Continue to do the things that have been most fulfilling for you.

3. If my life had absolutely no limits, what would I choose to have and what would I choose to do?

Here’s a cool exercise: Think about what you would do if you had no limits.

If you had all the money and time in the world, where would you go? What would you do? Who would you spend time with?

Advertising

These answers can help you figure out what you want to do with your life. It doesn’t mean you need millions of dollars to be happy though.

What it does mean is answering these questions will help you set goals to reach certain milestones and create a path toward happiness and fulfillment. Which leads to our next question …

4. What are my goals in life?

Goals are a necessary component to set you up for a happy future. So answer these questions:

Once you figure out the answers to each of these, you’ll have a much better idea of what you should do with your life.

5. Whom do I admire most in the world?

Following the path of successful people can set you up for success.

Think about the people you respect and admire most. What are their best qualities? Why do you respect them? What can you learn from them?

Advertising

You’re the average of the 5 people you spend the most time with.[1] So don’t waste your time with people who hold you back from achieving your dreams.

Spend more time with happy, successful, optimistic people and you’ll become one of them.

6. What do I not like to do?

An important part of figuring out what you want to do with your life is honestly assessing what you don’t want to do.

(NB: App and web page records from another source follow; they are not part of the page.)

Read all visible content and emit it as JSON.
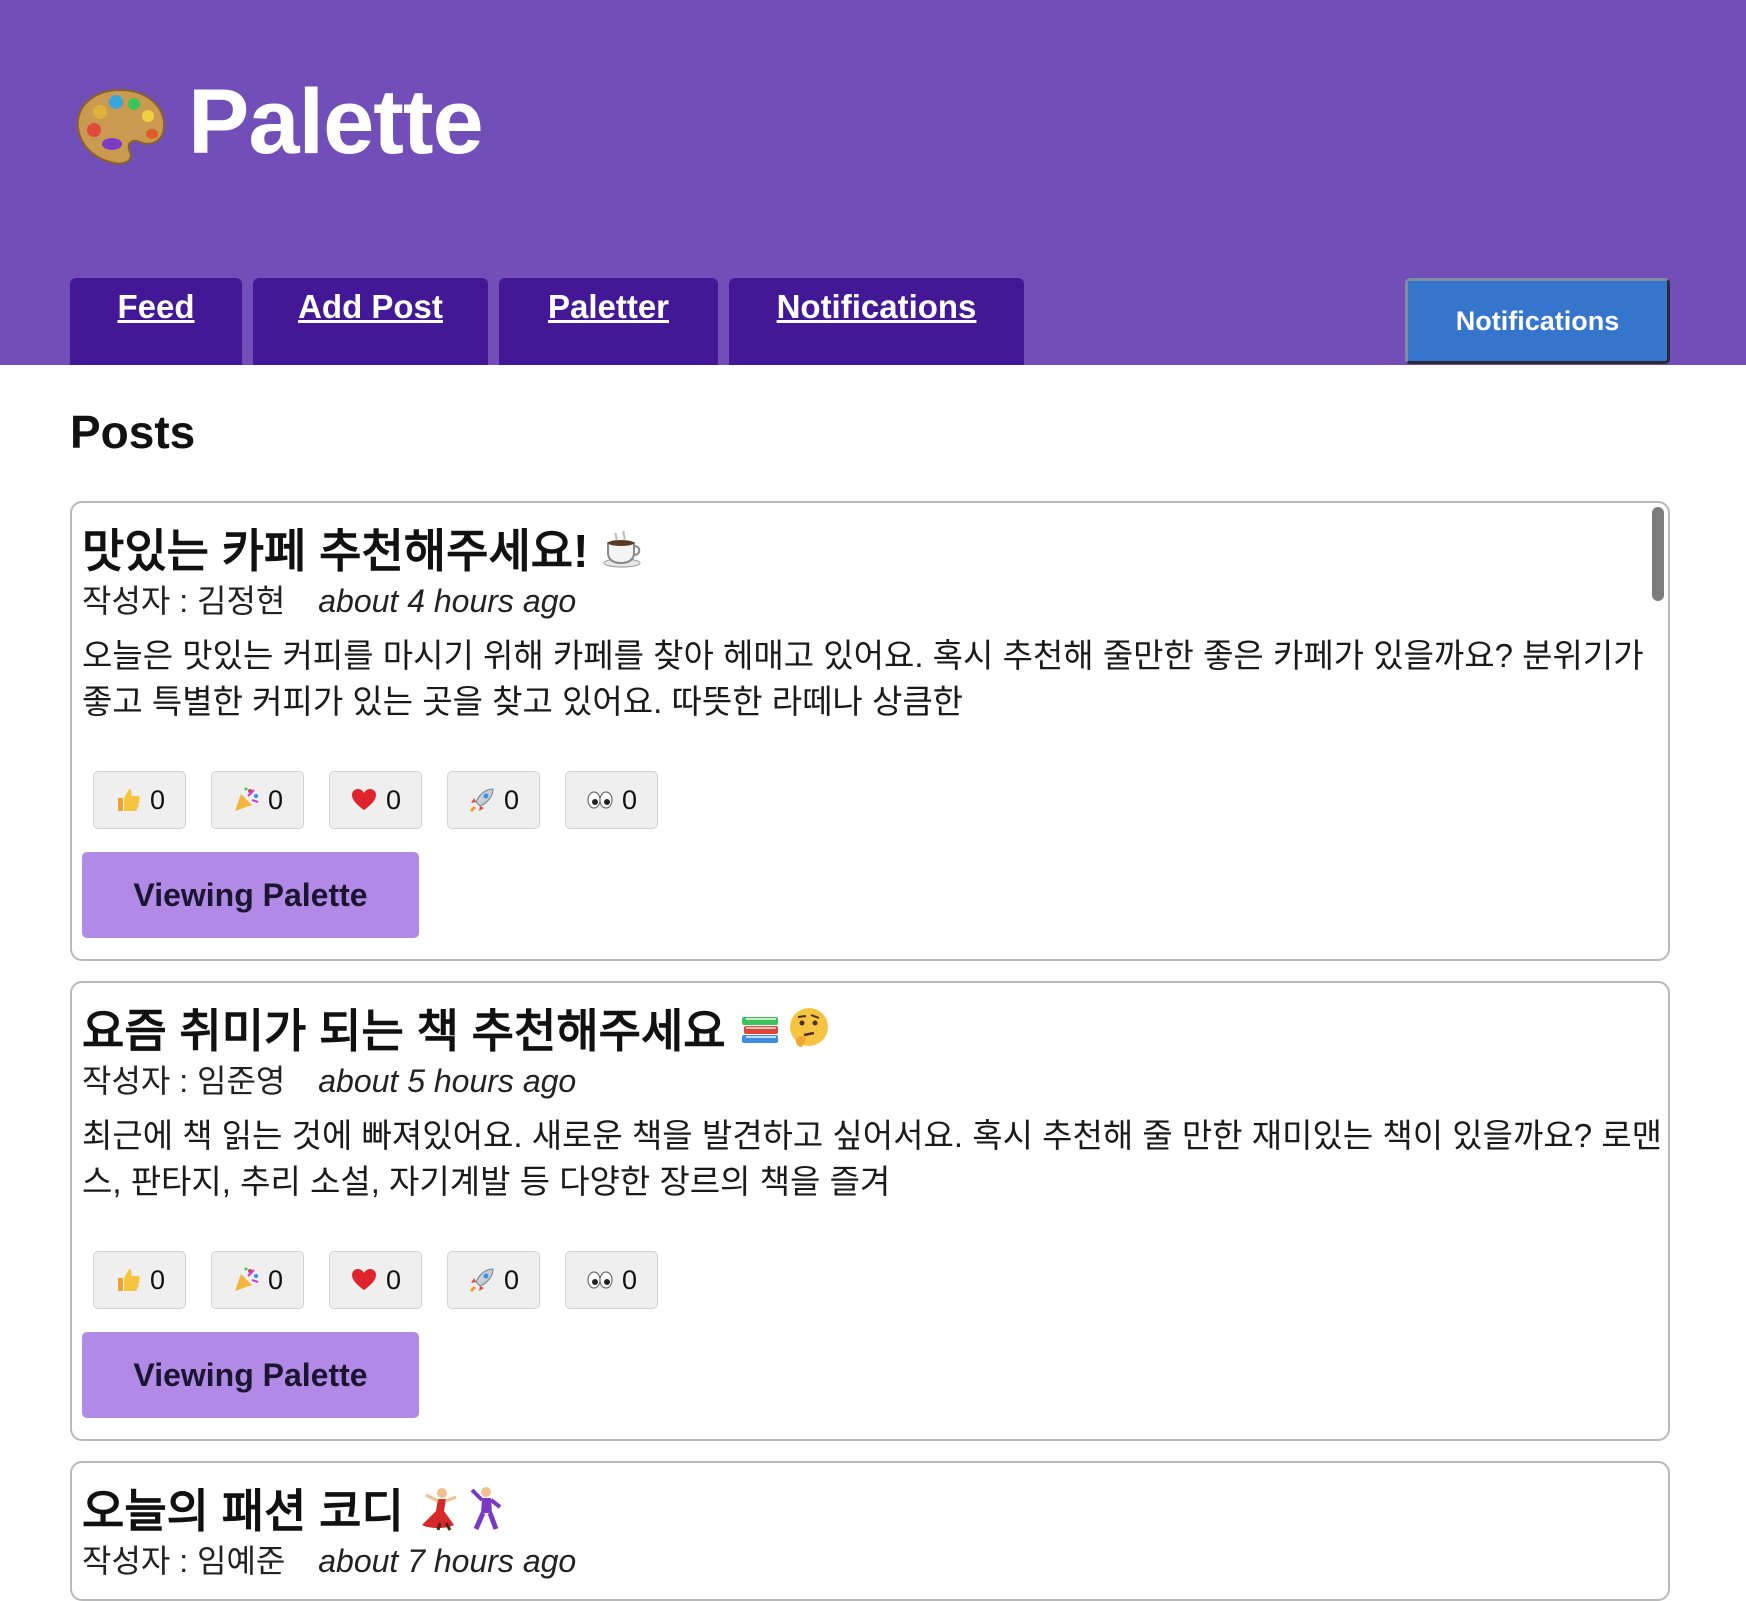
{
  "app": {
    "title": "Palette",
    "logo_icon": "palette-icon"
  },
  "nav": {
    "tabs": [
      {
        "label": "Feed"
      },
      {
        "label": "Add Post"
      },
      {
        "label": "Paletter"
      },
      {
        "label": "Notifications"
      }
    ],
    "notifications_button": "Notifications"
  },
  "main": {
    "section_title": "Posts",
    "posts": [
      {
        "title": "맛있는 카페 추천해주세요!",
        "title_emojis": [
          "coffee-icon"
        ],
        "author_prefix": "작성자 : ",
        "author": "김정현",
        "time": "about 4 hours ago",
        "body": "오늘은 맛있는 커피를 마시기 위해 카페를 찾아 헤매고 있어요. 혹시 추천해 줄만한 좋은 카페가 있을까요? 분위기가 좋고 특별한 커피가 있는 곳을 찾고 있어요. 따뜻한 라떼나 상큼한",
        "reactions": [
          {
            "icon": "thumbs-up-icon",
            "count": "0"
          },
          {
            "icon": "party-popper-icon",
            "count": "0"
          },
          {
            "icon": "heart-icon",
            "count": "0"
          },
          {
            "icon": "rocket-icon",
            "count": "0"
          },
          {
            "icon": "eyes-icon",
            "count": "0"
          }
        ],
        "view_button": "Viewing Palette"
      },
      {
        "title": "요즘 취미가 되는 책 추천해주세요",
        "title_emojis": [
          "books-icon",
          "thinking-face-icon"
        ],
        "author_prefix": "작성자 : ",
        "author": "임준영",
        "time": "about 5 hours ago",
        "body": "최근에 책 읽는 것에 빠져있어요. 새로운 책을 발견하고 싶어서요. 혹시 추천해 줄 만한 재미있는 책이 있을까요? 로맨스, 판타지, 추리 소설, 자기계발 등 다양한 장르의 책을 즐겨",
        "reactions": [
          {
            "icon": "thumbs-up-icon",
            "count": "0"
          },
          {
            "icon": "party-popper-icon",
            "count": "0"
          },
          {
            "icon": "heart-icon",
            "count": "0"
          },
          {
            "icon": "rocket-icon",
            "count": "0"
          },
          {
            "icon": "eyes-icon",
            "count": "0"
          }
        ],
        "view_button": "Viewing Palette"
      },
      {
        "title": "오늘의 패션 코디",
        "title_emojis": [
          "dancer-icon",
          "man-dancing-icon"
        ],
        "author_prefix": "작성자 : ",
        "author": "임예준",
        "time": "about 7 hours ago"
      }
    ]
  },
  "colors": {
    "header_bg": "#714eb8",
    "tab_bg": "#431896",
    "notif_button_bg": "#3675cc",
    "view_button_bg": "#b08ae6"
  }
}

What are the things you despise? What bugs you the most about your current job?

Maybe you hate meetings even though you sit through 6 hours of them every day. If that’s the case, find a job where you can work more independently.

The point is, if you want something to change in your life, you need to take action. Which leads to our final question …

Advertising

7. How hard am I willing to work to get what I want?

Great accomplishments never come easy. If you want to do great things with your life, you’re going to have to make a great effort. That will probably mean putting in more hours the average person, getting outside your comfort zone and learning as much as you can to achieve as much as you can.

But here’s the cool part: it’s often the journey that is the most fulfilling part. It’s during these seemingly small, insignificant moments that you’ll often find that “aha” moments that helps you answer the question,

“What do I want to do with my life?”

So take the first step toward improving your life. You won’t regret it.

Featured photo credit: Andrew Ly via unsplash.com

Reference

Read Next